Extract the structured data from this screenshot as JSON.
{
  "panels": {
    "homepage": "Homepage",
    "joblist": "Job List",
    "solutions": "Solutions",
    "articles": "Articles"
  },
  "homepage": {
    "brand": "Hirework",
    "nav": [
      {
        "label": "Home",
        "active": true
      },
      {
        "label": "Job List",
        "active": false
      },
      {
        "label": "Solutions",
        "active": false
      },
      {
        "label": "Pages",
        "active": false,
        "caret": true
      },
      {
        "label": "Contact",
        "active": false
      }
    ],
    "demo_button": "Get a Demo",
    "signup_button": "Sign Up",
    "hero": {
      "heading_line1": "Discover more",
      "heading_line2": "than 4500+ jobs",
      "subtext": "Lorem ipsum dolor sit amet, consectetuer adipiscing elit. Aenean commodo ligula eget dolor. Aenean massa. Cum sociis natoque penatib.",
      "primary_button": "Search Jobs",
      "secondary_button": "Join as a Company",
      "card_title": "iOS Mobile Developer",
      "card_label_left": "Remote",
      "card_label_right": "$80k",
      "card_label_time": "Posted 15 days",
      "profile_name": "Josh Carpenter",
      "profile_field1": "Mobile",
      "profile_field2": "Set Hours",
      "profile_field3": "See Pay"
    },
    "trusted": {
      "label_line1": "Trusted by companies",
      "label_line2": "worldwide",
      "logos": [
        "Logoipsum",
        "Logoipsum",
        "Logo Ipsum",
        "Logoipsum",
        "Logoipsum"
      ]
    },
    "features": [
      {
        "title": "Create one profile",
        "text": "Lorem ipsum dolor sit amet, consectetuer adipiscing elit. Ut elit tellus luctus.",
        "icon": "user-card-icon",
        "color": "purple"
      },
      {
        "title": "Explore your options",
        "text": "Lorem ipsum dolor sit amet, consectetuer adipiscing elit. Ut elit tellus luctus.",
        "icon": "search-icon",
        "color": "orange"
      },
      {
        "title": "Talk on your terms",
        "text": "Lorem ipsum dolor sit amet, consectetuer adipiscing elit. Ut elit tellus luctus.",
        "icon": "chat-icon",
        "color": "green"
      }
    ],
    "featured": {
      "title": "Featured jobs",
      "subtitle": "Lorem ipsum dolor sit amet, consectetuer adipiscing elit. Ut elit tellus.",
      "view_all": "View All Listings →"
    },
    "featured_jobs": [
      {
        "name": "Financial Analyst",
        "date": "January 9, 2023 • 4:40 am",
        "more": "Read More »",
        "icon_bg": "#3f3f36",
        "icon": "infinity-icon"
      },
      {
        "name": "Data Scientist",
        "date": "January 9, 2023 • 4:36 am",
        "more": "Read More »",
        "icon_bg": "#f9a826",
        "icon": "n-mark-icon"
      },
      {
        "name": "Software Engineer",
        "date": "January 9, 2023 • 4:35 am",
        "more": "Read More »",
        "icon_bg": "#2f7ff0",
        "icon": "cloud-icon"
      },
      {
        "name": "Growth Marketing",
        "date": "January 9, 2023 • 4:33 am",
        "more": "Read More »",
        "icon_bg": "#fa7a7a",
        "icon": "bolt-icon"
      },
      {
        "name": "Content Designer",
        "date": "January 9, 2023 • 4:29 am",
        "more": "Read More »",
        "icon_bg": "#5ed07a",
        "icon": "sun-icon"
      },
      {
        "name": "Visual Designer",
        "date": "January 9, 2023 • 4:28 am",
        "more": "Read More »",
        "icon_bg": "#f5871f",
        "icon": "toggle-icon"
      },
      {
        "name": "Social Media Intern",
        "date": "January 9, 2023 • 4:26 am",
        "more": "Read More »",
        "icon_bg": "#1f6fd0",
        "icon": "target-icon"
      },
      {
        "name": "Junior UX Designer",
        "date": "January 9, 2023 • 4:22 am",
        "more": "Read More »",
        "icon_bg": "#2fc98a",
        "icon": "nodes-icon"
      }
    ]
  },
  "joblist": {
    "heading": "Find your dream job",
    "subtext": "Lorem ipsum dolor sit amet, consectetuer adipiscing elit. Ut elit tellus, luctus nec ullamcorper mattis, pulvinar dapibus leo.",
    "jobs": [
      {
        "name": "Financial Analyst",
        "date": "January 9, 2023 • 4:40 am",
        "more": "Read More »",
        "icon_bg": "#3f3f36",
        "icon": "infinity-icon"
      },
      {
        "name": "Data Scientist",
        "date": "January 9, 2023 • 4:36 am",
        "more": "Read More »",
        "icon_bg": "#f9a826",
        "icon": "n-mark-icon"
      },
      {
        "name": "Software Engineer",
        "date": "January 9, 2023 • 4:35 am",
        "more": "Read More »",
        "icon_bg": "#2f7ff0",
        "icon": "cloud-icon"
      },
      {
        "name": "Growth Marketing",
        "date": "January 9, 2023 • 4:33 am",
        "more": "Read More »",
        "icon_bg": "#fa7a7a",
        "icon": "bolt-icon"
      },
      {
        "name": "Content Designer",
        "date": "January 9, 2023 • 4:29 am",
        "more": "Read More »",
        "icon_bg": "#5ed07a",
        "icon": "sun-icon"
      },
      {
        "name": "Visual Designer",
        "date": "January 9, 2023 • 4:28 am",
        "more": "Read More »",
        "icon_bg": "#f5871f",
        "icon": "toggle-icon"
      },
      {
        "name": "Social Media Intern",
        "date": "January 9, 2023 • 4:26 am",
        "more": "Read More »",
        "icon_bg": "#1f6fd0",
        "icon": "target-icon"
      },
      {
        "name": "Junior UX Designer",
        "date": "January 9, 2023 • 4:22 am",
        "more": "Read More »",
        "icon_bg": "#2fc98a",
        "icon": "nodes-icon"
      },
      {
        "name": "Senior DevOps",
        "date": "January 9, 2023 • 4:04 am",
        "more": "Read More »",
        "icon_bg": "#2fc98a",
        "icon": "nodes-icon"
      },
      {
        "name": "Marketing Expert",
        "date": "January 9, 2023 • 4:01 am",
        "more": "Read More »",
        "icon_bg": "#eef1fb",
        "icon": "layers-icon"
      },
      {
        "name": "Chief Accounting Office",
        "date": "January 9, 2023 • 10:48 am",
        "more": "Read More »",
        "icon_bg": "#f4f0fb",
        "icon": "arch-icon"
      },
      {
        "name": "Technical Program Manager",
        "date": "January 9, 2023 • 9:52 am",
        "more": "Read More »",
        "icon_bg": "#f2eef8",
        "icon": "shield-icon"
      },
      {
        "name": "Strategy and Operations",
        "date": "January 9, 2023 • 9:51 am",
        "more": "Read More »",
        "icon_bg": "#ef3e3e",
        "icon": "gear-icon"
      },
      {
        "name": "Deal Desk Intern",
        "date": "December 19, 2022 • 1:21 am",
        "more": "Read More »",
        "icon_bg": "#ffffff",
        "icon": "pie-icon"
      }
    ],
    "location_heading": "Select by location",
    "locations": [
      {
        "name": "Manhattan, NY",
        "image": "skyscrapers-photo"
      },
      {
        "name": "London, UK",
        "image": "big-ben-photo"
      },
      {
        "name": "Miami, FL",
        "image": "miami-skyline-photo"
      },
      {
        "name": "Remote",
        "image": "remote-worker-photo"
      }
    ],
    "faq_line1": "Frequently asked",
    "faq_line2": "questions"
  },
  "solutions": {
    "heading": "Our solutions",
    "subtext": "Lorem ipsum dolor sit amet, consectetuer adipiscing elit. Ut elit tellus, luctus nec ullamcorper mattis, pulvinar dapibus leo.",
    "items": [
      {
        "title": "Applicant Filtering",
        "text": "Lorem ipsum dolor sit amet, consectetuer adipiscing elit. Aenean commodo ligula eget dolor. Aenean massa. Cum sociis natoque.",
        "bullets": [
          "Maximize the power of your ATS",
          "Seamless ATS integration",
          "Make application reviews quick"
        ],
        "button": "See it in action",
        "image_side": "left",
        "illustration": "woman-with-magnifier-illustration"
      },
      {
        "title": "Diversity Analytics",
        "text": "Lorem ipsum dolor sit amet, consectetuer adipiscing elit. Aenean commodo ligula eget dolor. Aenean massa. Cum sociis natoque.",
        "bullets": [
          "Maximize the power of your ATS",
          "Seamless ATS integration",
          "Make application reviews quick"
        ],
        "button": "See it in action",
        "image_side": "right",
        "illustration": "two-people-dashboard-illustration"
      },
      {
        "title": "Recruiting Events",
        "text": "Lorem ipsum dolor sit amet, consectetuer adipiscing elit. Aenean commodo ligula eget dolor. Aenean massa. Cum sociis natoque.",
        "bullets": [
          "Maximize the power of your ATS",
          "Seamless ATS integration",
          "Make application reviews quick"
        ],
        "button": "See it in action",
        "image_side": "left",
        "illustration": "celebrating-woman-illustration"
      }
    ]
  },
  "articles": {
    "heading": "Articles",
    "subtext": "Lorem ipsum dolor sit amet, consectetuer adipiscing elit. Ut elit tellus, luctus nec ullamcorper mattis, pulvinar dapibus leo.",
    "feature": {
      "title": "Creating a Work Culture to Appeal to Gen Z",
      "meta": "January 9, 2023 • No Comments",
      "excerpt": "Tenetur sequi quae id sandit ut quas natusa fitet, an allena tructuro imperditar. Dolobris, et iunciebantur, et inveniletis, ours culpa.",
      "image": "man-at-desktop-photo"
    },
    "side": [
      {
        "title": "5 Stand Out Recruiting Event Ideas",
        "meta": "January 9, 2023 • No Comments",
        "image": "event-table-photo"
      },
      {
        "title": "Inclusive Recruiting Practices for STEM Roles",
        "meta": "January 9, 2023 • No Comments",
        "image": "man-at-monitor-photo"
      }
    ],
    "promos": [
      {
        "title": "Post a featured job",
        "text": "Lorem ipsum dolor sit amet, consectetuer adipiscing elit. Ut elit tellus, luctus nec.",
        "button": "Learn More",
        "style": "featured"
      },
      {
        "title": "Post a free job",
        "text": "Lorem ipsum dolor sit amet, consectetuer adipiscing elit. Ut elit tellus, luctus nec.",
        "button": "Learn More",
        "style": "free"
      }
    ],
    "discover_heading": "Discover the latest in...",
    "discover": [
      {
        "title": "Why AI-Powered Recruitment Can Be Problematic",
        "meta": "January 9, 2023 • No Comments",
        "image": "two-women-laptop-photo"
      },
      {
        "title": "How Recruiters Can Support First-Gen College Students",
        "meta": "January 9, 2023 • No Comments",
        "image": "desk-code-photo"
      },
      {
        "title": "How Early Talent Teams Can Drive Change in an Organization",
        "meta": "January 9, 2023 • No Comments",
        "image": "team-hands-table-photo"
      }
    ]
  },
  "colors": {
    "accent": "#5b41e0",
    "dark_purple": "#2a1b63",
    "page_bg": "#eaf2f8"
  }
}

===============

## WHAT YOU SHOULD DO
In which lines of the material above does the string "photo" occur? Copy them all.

## RESPONSE AREA
        "image": "skyscrapers-photo"
        "image": "big-ben-photo"
        "image": "miami-skyline-photo"
        "image": "remote-worker-photo"
      "image": "man-at-desktop-photo"
        "image": "event-table-photo"
        "image": "man-at-monitor-photo"
        "image": "two-women-laptop-photo"
        "image": "desk-code-photo"
        "image": "team-hands-table-photo"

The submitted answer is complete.